To fix this, I started using a method in the displacement map generator that would check if a wave slice ratio could be simplified. If the ratio could be simplified, another wave with the same direction is already being used. If the method returned true, I would not generate the wave, preventing any unwanted wave harmonization.
The problem with alpha encoding while also using transparency is that they both use the alpha channel. This proved to be really problematic because my depth map gave inaccurate values. At first, I came up with two naive solutions to the problem with their own drawbacks before coming up with the perfect solution with no downsides.
The first solution I came up with was to render the water onto the screen after the postprocessing. The big problem with this is that postprocessing would reset the buffers, and the water would be drawn transparent on top of everything. The water would render even through solid objects in front of the water surface.
The second flawed solution I came up with was to render the transparent entities before postprocessing and simply subtract 0.35 (the alpha of the transparency) from every alpha in the postprocessing. This was flawed because if you were underwater, it would still remove 0.35 and assume that the pixels were much closer than they really were. It made areas without a water surface on top appear much closer, and overlapping water would make the pixels appear much further away. The ugliest side effect was that it would apply the waviness effect to the water’s reflection. This is not super noticeable with low detail water, but it is impossible to miss once you notice it.

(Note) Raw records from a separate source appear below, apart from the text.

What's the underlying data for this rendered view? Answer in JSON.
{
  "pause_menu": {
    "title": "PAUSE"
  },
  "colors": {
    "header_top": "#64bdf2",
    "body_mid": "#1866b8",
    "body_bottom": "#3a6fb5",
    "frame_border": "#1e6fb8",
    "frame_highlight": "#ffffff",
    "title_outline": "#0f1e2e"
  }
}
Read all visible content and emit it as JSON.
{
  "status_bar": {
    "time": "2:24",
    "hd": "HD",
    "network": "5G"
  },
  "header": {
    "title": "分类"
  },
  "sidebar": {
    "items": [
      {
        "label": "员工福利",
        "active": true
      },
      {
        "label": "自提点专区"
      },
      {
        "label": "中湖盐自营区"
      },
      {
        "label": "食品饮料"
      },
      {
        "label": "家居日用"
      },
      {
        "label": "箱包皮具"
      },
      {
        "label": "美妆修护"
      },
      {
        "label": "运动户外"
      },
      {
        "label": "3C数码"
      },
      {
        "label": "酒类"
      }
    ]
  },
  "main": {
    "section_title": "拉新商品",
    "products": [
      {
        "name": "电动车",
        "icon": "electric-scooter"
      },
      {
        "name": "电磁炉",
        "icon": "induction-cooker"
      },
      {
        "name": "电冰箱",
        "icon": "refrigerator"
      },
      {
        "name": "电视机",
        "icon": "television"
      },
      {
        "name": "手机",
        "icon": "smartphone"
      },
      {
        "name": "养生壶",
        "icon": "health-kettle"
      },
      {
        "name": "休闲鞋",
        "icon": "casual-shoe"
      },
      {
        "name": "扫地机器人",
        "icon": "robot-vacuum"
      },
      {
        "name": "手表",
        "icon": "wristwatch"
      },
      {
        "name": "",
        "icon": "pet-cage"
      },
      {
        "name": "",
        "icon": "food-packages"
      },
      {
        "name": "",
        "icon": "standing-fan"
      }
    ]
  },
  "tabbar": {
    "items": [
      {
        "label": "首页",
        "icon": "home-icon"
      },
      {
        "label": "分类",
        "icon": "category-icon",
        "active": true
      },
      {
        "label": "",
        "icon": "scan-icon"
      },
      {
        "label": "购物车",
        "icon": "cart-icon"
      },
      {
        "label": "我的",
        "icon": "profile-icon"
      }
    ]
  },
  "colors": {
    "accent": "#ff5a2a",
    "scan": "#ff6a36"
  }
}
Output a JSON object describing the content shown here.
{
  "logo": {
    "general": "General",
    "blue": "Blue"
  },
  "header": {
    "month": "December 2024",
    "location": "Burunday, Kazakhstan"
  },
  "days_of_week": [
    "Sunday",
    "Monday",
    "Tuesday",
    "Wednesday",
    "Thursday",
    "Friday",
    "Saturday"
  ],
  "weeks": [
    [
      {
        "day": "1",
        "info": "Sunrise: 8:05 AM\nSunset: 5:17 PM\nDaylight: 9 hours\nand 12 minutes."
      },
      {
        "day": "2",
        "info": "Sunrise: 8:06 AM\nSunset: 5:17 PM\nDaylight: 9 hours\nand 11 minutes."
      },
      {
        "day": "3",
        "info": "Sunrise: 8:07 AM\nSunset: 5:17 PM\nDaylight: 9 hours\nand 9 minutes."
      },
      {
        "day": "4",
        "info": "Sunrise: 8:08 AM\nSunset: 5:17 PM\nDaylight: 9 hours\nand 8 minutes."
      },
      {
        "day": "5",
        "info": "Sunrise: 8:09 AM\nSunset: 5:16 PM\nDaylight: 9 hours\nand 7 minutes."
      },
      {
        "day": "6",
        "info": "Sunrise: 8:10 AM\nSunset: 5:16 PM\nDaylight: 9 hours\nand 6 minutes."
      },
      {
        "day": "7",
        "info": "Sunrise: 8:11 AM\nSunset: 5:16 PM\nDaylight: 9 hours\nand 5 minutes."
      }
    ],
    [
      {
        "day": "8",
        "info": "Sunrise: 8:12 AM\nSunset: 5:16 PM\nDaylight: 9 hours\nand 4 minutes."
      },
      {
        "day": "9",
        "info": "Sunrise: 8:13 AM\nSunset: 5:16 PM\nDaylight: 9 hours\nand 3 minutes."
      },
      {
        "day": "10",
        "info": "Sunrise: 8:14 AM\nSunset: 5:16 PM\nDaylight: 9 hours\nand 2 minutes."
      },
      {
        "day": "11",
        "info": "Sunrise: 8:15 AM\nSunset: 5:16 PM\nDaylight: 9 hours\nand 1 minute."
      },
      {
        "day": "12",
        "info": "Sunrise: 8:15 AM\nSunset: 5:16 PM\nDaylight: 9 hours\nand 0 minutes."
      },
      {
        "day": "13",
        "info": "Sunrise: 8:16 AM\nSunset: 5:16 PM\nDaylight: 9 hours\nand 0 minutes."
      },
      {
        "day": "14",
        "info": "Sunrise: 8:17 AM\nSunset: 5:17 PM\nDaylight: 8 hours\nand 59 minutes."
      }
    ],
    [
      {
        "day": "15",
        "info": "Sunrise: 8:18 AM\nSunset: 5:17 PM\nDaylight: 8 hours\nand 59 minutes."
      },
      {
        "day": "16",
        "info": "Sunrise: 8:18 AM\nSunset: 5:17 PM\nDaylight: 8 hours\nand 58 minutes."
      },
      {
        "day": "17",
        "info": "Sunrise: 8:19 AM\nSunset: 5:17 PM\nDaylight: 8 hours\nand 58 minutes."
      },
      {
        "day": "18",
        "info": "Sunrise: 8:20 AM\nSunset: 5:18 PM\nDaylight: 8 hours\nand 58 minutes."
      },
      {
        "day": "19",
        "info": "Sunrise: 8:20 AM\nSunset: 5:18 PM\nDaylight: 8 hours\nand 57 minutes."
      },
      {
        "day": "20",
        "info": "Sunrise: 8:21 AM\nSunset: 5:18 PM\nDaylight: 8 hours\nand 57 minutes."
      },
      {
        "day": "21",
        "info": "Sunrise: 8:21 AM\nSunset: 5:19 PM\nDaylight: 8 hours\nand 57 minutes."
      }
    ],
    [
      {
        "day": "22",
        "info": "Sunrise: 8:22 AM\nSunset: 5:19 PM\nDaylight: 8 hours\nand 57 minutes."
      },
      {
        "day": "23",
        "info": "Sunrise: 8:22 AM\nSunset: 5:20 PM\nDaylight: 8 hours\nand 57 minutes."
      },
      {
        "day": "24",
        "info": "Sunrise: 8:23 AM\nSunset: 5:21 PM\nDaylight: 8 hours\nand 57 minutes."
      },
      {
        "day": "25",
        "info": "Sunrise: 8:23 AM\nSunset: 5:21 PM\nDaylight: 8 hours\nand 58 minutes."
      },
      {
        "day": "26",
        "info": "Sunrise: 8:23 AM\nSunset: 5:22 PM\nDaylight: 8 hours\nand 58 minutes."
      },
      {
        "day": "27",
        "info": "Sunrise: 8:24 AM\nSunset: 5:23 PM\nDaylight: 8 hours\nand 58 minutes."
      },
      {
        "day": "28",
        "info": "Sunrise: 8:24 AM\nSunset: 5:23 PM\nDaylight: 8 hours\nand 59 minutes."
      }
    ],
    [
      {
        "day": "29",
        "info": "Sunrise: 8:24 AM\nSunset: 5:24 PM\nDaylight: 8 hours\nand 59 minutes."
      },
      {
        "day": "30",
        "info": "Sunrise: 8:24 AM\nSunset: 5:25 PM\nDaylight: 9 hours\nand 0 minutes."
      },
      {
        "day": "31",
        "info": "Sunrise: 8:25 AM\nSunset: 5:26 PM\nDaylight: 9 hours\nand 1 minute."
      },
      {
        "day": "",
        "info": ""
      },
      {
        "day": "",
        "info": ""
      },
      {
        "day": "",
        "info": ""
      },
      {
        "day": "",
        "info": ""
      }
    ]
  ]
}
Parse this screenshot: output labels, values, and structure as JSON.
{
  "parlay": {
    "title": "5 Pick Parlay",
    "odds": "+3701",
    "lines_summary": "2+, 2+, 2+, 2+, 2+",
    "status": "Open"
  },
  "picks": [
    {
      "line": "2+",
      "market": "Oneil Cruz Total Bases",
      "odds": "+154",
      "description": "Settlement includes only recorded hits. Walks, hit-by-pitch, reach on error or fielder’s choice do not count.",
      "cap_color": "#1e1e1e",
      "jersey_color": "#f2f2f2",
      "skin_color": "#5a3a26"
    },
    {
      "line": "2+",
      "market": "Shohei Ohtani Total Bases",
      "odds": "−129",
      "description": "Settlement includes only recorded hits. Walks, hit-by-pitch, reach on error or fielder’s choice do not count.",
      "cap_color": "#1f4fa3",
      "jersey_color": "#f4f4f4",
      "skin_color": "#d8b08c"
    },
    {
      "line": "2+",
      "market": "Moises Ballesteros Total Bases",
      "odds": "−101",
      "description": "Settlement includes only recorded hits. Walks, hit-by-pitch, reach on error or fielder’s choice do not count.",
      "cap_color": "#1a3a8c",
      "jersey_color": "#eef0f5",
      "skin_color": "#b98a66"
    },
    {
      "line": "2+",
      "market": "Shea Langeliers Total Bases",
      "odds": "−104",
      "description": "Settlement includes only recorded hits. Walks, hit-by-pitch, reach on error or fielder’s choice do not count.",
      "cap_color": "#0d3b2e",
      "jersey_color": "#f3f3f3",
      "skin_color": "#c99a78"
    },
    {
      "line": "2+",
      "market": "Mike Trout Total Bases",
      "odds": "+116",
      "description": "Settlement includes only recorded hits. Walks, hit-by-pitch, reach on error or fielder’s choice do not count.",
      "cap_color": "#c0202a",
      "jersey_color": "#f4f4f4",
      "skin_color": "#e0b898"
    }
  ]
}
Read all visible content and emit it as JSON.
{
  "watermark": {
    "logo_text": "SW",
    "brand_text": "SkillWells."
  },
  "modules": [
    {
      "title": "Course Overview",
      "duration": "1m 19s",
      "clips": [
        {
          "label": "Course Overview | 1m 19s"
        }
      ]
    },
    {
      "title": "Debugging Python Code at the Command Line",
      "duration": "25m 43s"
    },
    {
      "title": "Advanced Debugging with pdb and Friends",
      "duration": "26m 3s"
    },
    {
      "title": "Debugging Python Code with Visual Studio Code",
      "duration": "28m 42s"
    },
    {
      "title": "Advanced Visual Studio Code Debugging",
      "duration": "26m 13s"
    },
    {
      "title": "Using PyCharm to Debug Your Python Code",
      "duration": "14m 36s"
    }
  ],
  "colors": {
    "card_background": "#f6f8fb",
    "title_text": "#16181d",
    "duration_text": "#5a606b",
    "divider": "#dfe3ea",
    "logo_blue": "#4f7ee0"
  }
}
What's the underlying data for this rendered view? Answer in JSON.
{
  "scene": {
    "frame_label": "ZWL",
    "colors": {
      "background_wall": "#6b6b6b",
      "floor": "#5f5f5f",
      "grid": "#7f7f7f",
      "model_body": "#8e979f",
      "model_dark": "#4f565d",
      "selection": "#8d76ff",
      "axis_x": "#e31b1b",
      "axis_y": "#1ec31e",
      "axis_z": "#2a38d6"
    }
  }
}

The third solution that I settled on was inspired by a video I watched about rendering non-euclidian geometry. I decided to create a screen-sized texture that was full black and render the water onto that texture instead of the screen or the postprocessing texture. I then passed this texture into the postprocessing shader and used it to add water reflections to any underwater pixel. This way, the depth map would remain untampered with, and the water would be appropriately rendered without distortion or through solid ground.